The charm and vitality of Japan's historic buidings

The charm and vitality of Japan's historic buidings
The Mieido pavilion of the Takada Honzan Senjuji temple in Tsu houses a wooden statue of revered Buddhist monk Shinran. It is one of the largest wooden structures designated by the government as important cultural assets.

TSU - In Japanese, a building is called "tatemono" (erected object) or "kenchikubutsu" (architectural object). The odd-looking structure I gazed at here is definitely an object, too, but I clearly felt it breathing. It was calm, warm and somewhat stern.

The Chitose Bunko storage house in the Mie prefectural capital of Tsu was built by Handeishi Kawakita (1878-1963) to store the vast number of antiquities and other artifacts passed down in his family for generations.

Kawakita was a cultured man on par with Rosanjin Kitaoji (1883-1959). People at that time used to say, "Higashi no Rosanjin, Nishi no Handeishi" (Rosanjin in the east, Handeishi in the west). Even when looked at from a distance, the unusual beauty of the form and style of the storage house makes one imagine that life and consciousness dwell in this object.

On the building's front, there is a semicircular tower standing tall on the right side. Balconies jut out from large windows of the brick-covered tower's third and fourth floor rooms. The entrance is on the building's front left side, a slim, rectangular column that contains a staircase.

The elegant Western-style building was completed in 1930 and causes visitors to feel just the right amount of tension with its tall foundation, deep structure and elaborate motifs on the windows and roof.

So it's extremely disappointing that the storage house, a government-designated tangible cultural asset, is not open to the public and cannot be approached.

Although adjacent to the Sekisui Museum, where Kawakita's pottery works and his family's art collection are on display, the storage house stands on land owned by the city of Tsu and is off-limits.

The building, which also serves as the museum's archives, can only be viewed from a slope to the museum or through the museum's glass windows.

I wish there was an opportunity to see the storage house up close a few times a year, if not all the time. Having caught glimpses of the imposing building, thickly surrounded by the trees of Mt. Chitose, I think it's a shame we can't fully relish the sight of the object that symbolizes the well-rounded spirituality in this place.

I also felt as if the Takada Honzan Senjuji temple, which looked blurred through the steady spring rain, was breathing. The temple of the Takada school of Buddhism's Shinshu sect is said to protect the ashes of revered Buddhist monk Shinran (1173-1263), along with the Honji Senjuji temple in Mooka, Tochigi Prefecture.

The temple in Tsu is known for its huge Mieido pavilion, where 725 tatami mats are placed on the floor.

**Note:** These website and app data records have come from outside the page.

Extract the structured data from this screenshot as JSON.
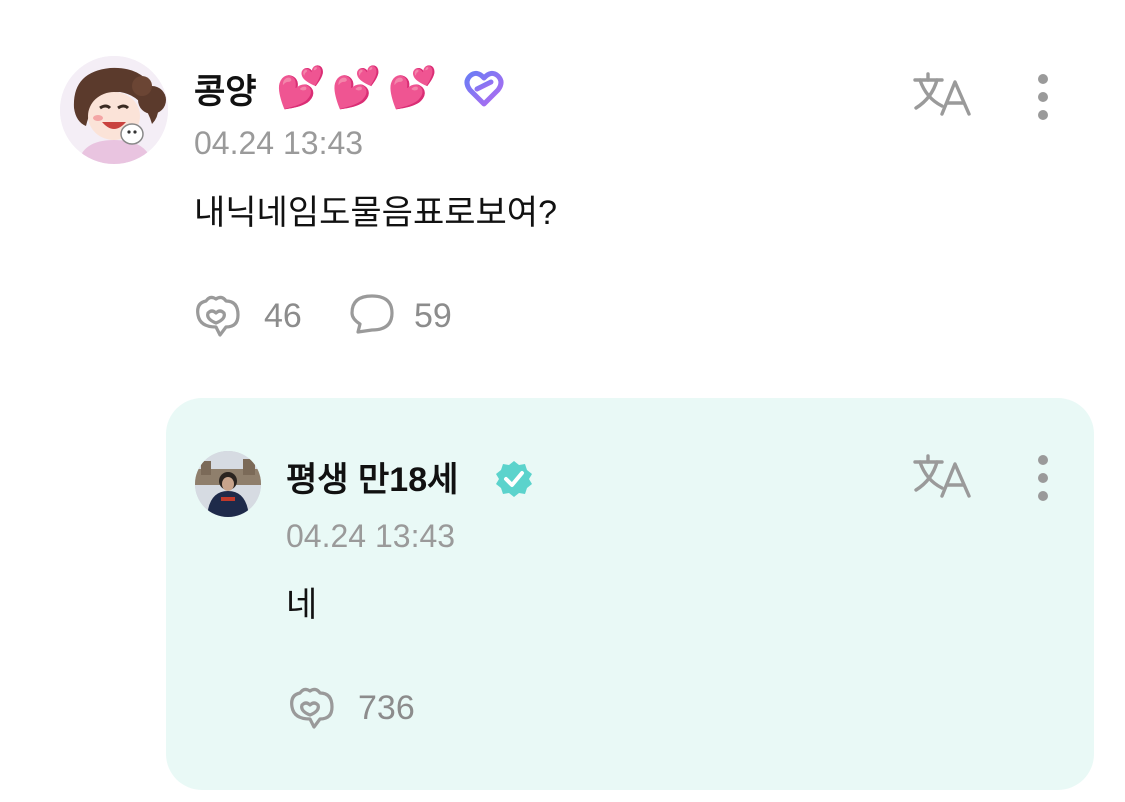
{
  "comment": {
    "username": "콩양",
    "emojis": "💕💕💕",
    "timestamp": "04.24 13:43",
    "text": "내닉네임도물음표로보여?",
    "like_count": "46",
    "reply_count": "59"
  },
  "reply": {
    "username": "평생 만18세",
    "timestamp": "04.24 13:43",
    "text": "네",
    "like_count": "736"
  },
  "colors": {
    "reply_background": "#e9f9f6",
    "verified_badge": "#5bd3cc",
    "heart_pink": "#ee3d9b",
    "muted_text": "#9a9a9a"
  },
  "icons": {
    "translate": "translate-icon",
    "more": "more-vertical-icon",
    "like": "heart-bubble-icon",
    "comment": "comment-icon",
    "verified": "verified-badge-icon",
    "membership": "membership-heart-icon"
  }
}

Its roof is covered by tiles meticulously arranged in the traditional hongawara-buki style, alternating between concave and convex tiles.

The grand building in the style of irimoya - a traditional house with one big roof - boasts a lively, dark sheen after going through extensive repair work in 2007. Its dynamic presence is mesmerizing. True simplicity is the most imposing - I could see that clearly.

If I follow the old saying that names and nature often agree, the cityscape of Tsu is very simple. There is the Tsu Kannon temple, one of the country's three major kannon temples, which used to be favoured by the 16th-century warlord Toyotomi Hideyoshi.

In the same neighborhood are Shitennoji temple, which was reportedly built by Prince Shotoku (574-622); the Daimon O-dori shopping street, which retains the atmosphere of a temple city; and the tranquil areas surrounding the ruins of Tsu Castle, which is connected to the 16th- to 17th-century warlord Todo Takatora.

Each has its own charms, but it all felt plain to me as well in my position as a tourist.

But that simplicity is a natural feature of this part of Japan. It's not a coincidence that Tsu is the birthplace of Baby Star Ramen (Baby Star Crispy Noodle Snack), a simple snack food loved by people for more than half a century. I spouted this reasoning to myself while nibbling on that old familiar snack food that somehow had an aroma of the sea.

Travel tips

It is 100 minutes from JR Tokyo Station to JR Nagoya Station on the Nozomi Shinkansen bullet train.

From Nagoya Station, take the JR rapid train Mie to Tsu Station, which takes 50 minutes, or take a Kintetsu Urban Liner train from Kintestu Nagoya Station to Tsu Station, which takes 43 minutes at the fastest. Visit www.tsukanko.jp for more information.

 

More about

Purchase this article for republication.

BRANDINSIDER

SPONSORED

Most Read

Your daily good stuff - AsiaOne stories delivered straight to your inbox
By signing up, you agree to our Privacy policy and Terms and Conditions.